[BRIEF]
Every line of the data that includes "body" should be copied out.

[DATA SECTION]
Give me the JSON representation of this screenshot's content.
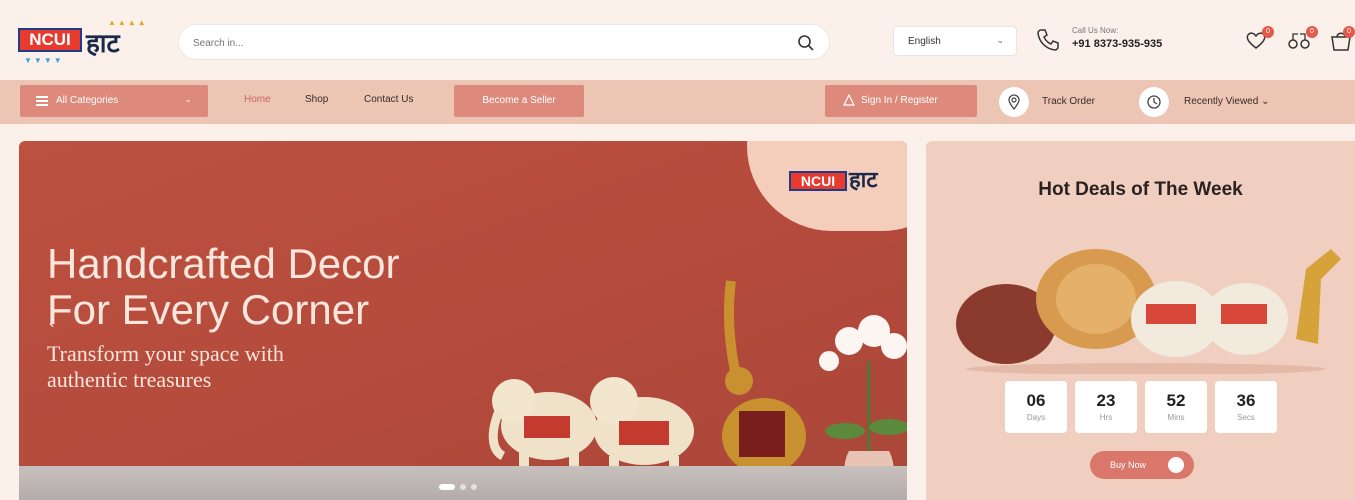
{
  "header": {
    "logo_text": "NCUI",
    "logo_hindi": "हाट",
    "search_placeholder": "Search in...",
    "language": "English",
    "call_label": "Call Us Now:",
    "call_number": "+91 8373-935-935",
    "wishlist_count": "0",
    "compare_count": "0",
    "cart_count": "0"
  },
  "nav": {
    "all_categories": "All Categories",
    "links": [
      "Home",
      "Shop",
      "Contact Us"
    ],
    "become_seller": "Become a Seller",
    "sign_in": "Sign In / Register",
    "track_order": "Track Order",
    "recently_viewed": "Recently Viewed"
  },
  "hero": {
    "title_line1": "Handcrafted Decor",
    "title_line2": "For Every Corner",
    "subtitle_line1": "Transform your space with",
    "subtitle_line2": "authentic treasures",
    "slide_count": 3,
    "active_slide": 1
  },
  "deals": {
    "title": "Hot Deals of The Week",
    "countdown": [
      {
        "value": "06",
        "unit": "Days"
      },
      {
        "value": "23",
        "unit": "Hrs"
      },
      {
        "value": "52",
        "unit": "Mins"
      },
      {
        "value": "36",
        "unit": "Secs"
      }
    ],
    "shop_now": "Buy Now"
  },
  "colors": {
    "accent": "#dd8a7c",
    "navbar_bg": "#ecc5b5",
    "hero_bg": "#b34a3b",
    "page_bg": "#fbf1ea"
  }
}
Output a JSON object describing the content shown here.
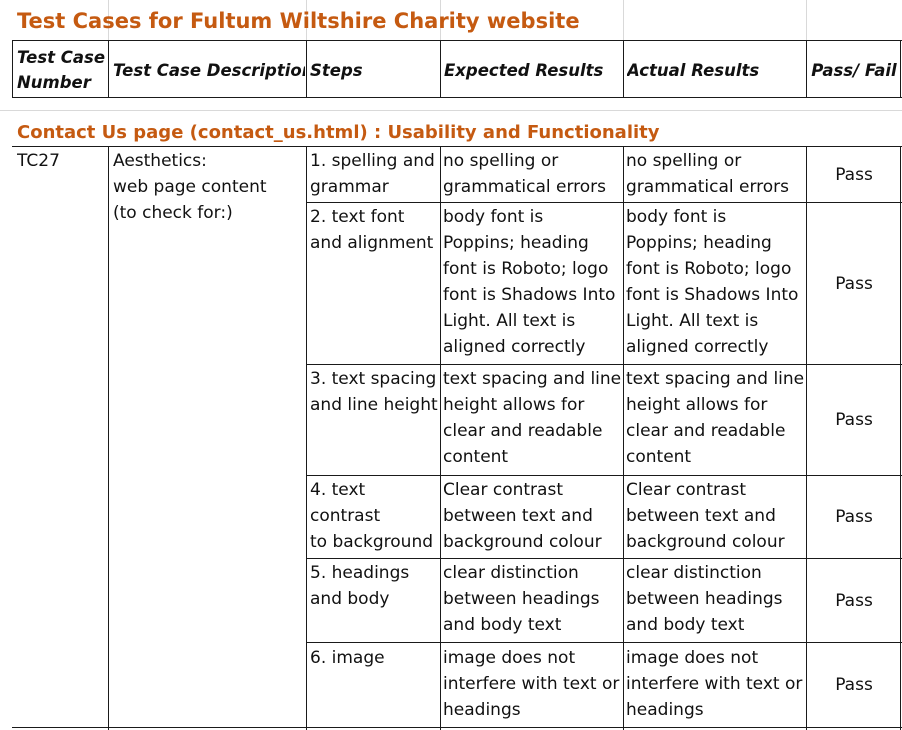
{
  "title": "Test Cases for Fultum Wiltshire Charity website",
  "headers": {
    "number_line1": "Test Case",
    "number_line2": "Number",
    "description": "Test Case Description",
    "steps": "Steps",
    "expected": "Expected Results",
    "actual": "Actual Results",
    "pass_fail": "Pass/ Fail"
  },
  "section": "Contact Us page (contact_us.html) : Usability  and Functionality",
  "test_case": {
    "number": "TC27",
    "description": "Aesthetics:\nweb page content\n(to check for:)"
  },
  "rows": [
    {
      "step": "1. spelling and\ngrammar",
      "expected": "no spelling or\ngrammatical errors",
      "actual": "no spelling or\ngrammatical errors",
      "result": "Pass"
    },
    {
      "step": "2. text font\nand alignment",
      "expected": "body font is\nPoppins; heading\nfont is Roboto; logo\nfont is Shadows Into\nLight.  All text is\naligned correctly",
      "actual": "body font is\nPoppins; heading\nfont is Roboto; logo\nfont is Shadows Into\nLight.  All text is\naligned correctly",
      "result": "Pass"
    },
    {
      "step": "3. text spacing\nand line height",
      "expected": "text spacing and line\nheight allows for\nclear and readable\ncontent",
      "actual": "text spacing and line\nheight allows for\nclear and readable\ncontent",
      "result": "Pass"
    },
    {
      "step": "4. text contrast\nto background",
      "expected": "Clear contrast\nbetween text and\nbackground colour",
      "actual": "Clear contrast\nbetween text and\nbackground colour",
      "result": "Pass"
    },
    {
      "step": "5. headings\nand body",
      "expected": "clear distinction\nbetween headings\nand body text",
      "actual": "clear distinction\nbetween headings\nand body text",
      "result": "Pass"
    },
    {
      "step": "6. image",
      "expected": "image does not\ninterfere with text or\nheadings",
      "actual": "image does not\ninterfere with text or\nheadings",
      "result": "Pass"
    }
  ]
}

[OUTPUT FOR THIS TASK]
      "expected": "body font is\nPoppins; heading\nfont is Roboto; logo\nfont is Shadows Into\nLight.  All text is\naligned correctly",
      "actual": "body font is\nPoppins; heading\nfont is Roboto; logo\nfont is Shadows Into\nLight.  All text is\naligned correctly",
      "step": "5. headings\nand body",
      "expected": "clear distinction\nbetween headings\nand body text",
      "actual": "clear distinction\nbetween headings\nand body text",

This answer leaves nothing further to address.